SOURCE DATA:
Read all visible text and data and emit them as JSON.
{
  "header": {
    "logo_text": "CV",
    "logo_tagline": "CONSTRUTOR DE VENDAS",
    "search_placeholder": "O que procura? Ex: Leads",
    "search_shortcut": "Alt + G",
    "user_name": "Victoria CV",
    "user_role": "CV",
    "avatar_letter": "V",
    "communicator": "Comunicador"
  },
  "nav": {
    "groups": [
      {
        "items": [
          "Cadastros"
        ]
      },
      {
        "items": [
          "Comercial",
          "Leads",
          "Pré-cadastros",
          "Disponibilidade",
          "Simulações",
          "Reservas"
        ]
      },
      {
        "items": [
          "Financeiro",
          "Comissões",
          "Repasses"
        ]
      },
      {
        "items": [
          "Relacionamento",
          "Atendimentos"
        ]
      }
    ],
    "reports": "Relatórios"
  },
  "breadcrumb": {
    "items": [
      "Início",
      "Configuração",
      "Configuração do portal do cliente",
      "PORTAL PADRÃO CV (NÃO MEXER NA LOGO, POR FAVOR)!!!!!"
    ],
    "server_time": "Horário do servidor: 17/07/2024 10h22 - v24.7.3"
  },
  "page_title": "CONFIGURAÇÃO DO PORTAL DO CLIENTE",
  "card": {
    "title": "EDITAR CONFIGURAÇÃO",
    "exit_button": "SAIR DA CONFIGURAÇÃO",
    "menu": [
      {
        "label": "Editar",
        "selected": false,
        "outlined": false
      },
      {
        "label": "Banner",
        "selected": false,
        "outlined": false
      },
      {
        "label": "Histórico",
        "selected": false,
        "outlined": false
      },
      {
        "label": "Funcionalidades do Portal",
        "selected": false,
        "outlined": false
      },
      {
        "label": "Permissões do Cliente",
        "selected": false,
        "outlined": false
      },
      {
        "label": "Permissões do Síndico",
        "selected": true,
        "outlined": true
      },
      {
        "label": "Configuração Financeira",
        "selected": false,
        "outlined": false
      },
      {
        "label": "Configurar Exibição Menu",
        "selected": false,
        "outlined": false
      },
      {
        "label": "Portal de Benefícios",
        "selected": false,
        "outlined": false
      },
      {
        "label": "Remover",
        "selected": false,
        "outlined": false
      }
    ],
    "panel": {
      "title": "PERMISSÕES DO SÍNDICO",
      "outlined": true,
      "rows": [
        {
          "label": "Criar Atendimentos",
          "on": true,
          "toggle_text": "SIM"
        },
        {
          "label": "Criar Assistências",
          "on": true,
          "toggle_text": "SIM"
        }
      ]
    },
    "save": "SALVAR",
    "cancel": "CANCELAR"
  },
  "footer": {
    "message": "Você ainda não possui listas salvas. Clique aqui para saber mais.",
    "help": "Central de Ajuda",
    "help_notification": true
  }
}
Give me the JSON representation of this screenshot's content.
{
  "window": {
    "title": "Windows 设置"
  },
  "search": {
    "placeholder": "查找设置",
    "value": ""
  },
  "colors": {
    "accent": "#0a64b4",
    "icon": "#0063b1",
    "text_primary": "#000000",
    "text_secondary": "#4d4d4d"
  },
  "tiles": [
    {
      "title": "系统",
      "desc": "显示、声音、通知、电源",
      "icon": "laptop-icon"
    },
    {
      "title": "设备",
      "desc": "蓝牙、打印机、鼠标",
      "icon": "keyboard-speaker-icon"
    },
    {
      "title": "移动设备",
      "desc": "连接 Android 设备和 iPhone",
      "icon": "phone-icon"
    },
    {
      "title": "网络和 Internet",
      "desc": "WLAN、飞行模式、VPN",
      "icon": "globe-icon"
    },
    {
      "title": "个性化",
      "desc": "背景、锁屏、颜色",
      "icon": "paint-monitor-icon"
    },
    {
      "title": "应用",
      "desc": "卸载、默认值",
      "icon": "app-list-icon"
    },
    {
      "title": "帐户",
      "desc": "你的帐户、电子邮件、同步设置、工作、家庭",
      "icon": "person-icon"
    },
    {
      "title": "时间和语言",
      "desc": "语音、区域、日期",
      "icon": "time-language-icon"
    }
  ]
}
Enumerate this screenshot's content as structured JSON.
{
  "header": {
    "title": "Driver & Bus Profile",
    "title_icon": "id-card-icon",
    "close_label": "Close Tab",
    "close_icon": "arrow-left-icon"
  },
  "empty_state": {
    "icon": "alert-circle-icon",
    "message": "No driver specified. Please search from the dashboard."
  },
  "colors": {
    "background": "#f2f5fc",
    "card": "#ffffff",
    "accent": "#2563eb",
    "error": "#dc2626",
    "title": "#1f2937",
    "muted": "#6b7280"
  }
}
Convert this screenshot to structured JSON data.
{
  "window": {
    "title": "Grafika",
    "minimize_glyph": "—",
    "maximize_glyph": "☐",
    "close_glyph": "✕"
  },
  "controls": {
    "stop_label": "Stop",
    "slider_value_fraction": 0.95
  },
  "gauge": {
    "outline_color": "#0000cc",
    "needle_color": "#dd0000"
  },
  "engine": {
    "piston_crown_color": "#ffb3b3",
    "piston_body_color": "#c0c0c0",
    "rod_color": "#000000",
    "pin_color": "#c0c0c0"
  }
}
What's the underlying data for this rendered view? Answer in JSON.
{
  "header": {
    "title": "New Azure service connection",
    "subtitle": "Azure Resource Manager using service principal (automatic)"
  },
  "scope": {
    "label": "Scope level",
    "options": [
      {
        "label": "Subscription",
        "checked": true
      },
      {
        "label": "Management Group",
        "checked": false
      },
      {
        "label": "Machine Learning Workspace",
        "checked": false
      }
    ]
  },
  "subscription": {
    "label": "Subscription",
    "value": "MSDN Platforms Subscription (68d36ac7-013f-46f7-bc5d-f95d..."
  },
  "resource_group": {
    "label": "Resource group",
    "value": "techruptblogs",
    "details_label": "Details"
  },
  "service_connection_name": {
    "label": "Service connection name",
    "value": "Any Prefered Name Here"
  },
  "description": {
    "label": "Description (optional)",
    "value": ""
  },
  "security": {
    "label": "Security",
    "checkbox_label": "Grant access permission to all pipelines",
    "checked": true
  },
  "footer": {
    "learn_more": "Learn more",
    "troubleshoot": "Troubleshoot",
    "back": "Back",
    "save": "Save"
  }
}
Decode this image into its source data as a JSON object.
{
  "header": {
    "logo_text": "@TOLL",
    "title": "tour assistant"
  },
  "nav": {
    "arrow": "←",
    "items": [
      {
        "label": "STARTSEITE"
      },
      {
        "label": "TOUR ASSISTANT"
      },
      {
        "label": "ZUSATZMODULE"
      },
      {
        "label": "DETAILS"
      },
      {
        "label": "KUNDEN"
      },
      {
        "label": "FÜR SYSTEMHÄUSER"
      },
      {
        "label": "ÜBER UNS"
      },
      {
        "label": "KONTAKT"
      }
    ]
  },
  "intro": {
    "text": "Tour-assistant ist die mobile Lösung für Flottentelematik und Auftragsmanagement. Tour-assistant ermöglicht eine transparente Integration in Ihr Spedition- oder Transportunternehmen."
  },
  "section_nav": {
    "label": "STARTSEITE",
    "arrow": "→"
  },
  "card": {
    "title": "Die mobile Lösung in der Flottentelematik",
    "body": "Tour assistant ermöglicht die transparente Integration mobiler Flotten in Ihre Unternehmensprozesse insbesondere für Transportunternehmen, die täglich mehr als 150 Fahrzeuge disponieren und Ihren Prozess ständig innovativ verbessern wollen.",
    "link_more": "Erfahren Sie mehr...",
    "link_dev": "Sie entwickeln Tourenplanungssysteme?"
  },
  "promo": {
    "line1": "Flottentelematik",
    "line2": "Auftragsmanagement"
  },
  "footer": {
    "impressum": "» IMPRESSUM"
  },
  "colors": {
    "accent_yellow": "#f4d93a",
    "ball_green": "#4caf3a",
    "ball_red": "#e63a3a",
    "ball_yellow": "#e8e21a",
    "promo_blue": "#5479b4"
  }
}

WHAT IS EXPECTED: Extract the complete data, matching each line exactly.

EXERCISE SOLUTION:
Read all visible text and data and emit them as JSON.
{
  "header": {
    "logo_text": "CV",
    "logo_tagline": "CONSTRUTOR DE VENDAS",
    "search_placeholder": "O que procura? Ex: Leads",
    "search_shortcut": "Alt + G",
    "user_name": "Victoria CV",
    "user_role": "CV",
    "avatar_letter": "V",
    "communicator": "Comunicador"
  },
  "nav": {
    "groups": [
      {
        "items": [
          "Cadastros"
        ]
      },
      {
        "items": [
          "Comercial",
          "Leads",
          "Pré-cadastros",
          "Disponibilidade",
          "Simulações",
          "Reservas"
        ]
      },
      {
        "items": [
          "Financeiro",
          "Comissões",
          "Repasses"
        ]
      },
      {
        "items": [
          "Relacionamento",
          "Atendimentos"
        ]
      }
    ],
    "reports": "Relatórios"
  },
  "breadcrumb": {
    "items": [
      "Início",
      "Configuração",
      "Configuração do portal do cliente",
      "PORTAL PADRÃO CV (NÃO MEXER NA LOGO, POR FAVOR)!!!!!"
    ],
    "server_time": "Horário do servidor: 17/07/2024 10h22 - v24.7.3"
  },
  "page_title": "CONFIGURAÇÃO DO PORTAL DO CLIENTE",
  "card": {
    "title": "EDITAR CONFIGURAÇÃO",
    "exit_button": "SAIR DA CONFIGURAÇÃO",
    "menu": [
      {
        "label": "Editar",
        "selected": false,
        "outlined": false
      },
      {
        "label": "Banner",
        "selected": false,
        "outlined": false
      },
      {
        "label": "Histórico",
        "selected": false,
        "outlined": false
      },
      {
        "label": "Funcionalidades do Portal",
        "selected": false,
        "outlined": false
      },
      {
        "label": "Permissões do Cliente",
        "selected": false,
        "outlined": false
      },
      {
        "label": "Permissões do Síndico",
        "selected": true,
        "outlined": true
      },
      {
        "label": "Configuração Financeira",
        "selected": false,
        "outlined": false
      },
      {
        "label": "Configurar Exibição Menu",
        "selected": false,
        "outlined": false
      },
      {
        "label": "Portal de Benefícios",
        "selected": false,
        "outlined": false
      },
      {
        "label": "Remover",
        "selected": false,
        "outlined": false
      }
    ],
    "panel": {
      "title": "PERMISSÕES DO SÍNDICO",
      "outlined": true,
      "rows": [
        {
          "label": "Criar Atendimentos",
          "on": true,
          "toggle_text": "SIM"
        },
        {
          "label": "Criar Assistências",
          "on": true,
          "toggle_text": "SIM"
        }
      ]
    },
    "save": "SALVAR",
    "cancel": "CANCELAR"
  },
  "footer": {
    "message": "Você ainda não possui listas salvas. Clique aqui para saber mais.",
    "help": "Central de Ajuda",
    "help_notification": true
  }
}
Give me the JSON representation of this screenshot's content.
{
  "window": {
    "title": "Windows 设置"
  },
  "search": {
    "placeholder": "查找设置",
    "value": ""
  },
  "colors": {
    "accent": "#0a64b4",
    "icon": "#0063b1",
    "text_primary": "#000000",
    "text_secondary": "#4d4d4d"
  },
  "tiles": [
    {
      "title": "系统",
      "desc": "显示、声音、通知、电源",
      "icon": "laptop-icon"
    },
    {
      "title": "设备",
      "desc": "蓝牙、打印机、鼠标",
      "icon": "keyboard-speaker-icon"
    },
    {
      "title": "移动设备",
      "desc": "连接 Android 设备和 iPhone",
      "icon": "phone-icon"
    },
    {
      "title": "网络和 Internet",
      "desc": "WLAN、飞行模式、VPN",
      "icon": "globe-icon"
    },
    {
      "title": "个性化",
      "desc": "背景、锁屏、颜色",
      "icon": "paint-monitor-icon"
    },
    {
      "title": "应用",
      "desc": "卸载、默认值",
      "icon": "app-list-icon"
    },
    {
      "title": "帐户",
      "desc": "你的帐户、电子邮件、同步设置、工作、家庭",
      "icon": "person-icon"
    },
    {
      "title": "时间和语言",
      "desc": "语音、区域、日期",
      "icon": "time-language-icon"
    }
  ]
}
Enumerate this screenshot's content as structured JSON.
{
  "header": {
    "title": "Driver & Bus Profile",
    "title_icon": "id-card-icon",
    "close_label": "Close Tab",
    "close_icon": "arrow-left-icon"
  },
  "empty_state": {
    "icon": "alert-circle-icon",
    "message": "No driver specified. Please search from the dashboard."
  },
  "colors": {
    "background": "#f2f5fc",
    "card": "#ffffff",
    "accent": "#2563eb",
    "error": "#dc2626",
    "title": "#1f2937",
    "muted": "#6b7280"
  }
}
Convert this screenshot to structured JSON data.
{
  "window": {
    "title": "Grafika",
    "minimize_glyph": "—",
    "maximize_glyph": "☐",
    "close_glyph": "✕"
  },
  "controls": {
    "stop_label": "Stop",
    "slider_value_fraction": 0.95
  },
  "gauge": {
    "outline_color": "#0000cc",
    "needle_color": "#dd0000"
  },
  "engine": {
    "piston_crown_color": "#ffb3b3",
    "piston_body_color": "#c0c0c0",
    "rod_color": "#000000",
    "pin_color": "#c0c0c0"
  }
}
What's the underlying data for this rendered view? Answer in JSON.
{
  "header": {
    "title": "New Azure service connection",
    "subtitle": "Azure Resource Manager using service principal (automatic)"
  },
  "scope": {
    "label": "Scope level",
    "options": [
      {
        "label": "Subscription",
        "checked": true
      },
      {
        "label": "Management Group",
        "checked": false
      },
      {
        "label": "Machine Learning Workspace",
        "checked": false
      }
    ]
  },
  "subscription": {
    "label": "Subscription",
    "value": "MSDN Platforms Subscription (68d36ac7-013f-46f7-bc5d-f95d..."
  },
  "resource_group": {
    "label": "Resource group",
    "value": "techruptblogs",
    "details_label": "Details"
  },
  "service_connection_name": {
    "label": "Service connection name",
    "value": "Any Prefered Name Here"
  },
  "description": {
    "label": "Description (optional)",
    "value": ""
  },
  "security": {
    "label": "Security",
    "checkbox_label": "Grant access permission to all pipelines",
    "checked": true
  },
  "footer": {
    "learn_more": "Learn more",
    "troubleshoot": "Troubleshoot",
    "back": "Back",
    "save": "Save"
  }
}
Decode this image into its source data as a JSON object.
{
  "header": {
    "logo_text": "@TOLL",
    "title": "tour assistant"
  },
  "nav": {
    "arrow": "←",
    "items": [
      {
        "label": "STARTSEITE"
      },
      {
        "label": "TOUR ASSISTANT"
      },
      {
        "label": "ZUSATZMODULE"
      },
      {
        "label": "DETAILS"
      },
      {
        "label": "KUNDEN"
      },
      {
        "label": "FÜR SYSTEMHÄUSER"
      },
      {
        "label": "ÜBER UNS"
      },
      {
        "label": "KONTAKT"
      }
    ]
  },
  "intro": {
    "text": "Tour-assistant ist die mobile Lösung für Flottentelematik und Auftragsmanagement. Tour-assistant ermöglicht eine transparente Integration in Ihr Spedition- oder Transportunternehmen."
  },
  "section_nav": {
    "label": "STARTSEITE",
    "arrow": "→"
  },
  "card": {
    "title": "Die mobile Lösung in der Flottentelematik",
    "body": "Tour assistant ermöglicht die transparente Integration mobiler Flotten in Ihre Unternehmensprozesse insbesondere für Transportunternehmen, die täglich mehr als 150 Fahrzeuge disponieren und Ihren Prozess ständig innovativ verbessern wollen.",
    "link_more": "Erfahren Sie mehr...",
    "link_dev": "Sie entwickeln Tourenplanungssysteme?"
  },
  "promo": {
    "line1": "Flottentelematik",
    "line2": "Auftragsmanagement"
  },
  "footer": {
    "impressum": "» IMPRESSUM"
  },
  "colors": {
    "accent_yellow": "#f4d93a",
    "ball_green": "#4caf3a",
    "ball_red": "#e63a3a",
    "ball_yellow": "#e8e21a",
    "promo_blue": "#5479b4"
  }
}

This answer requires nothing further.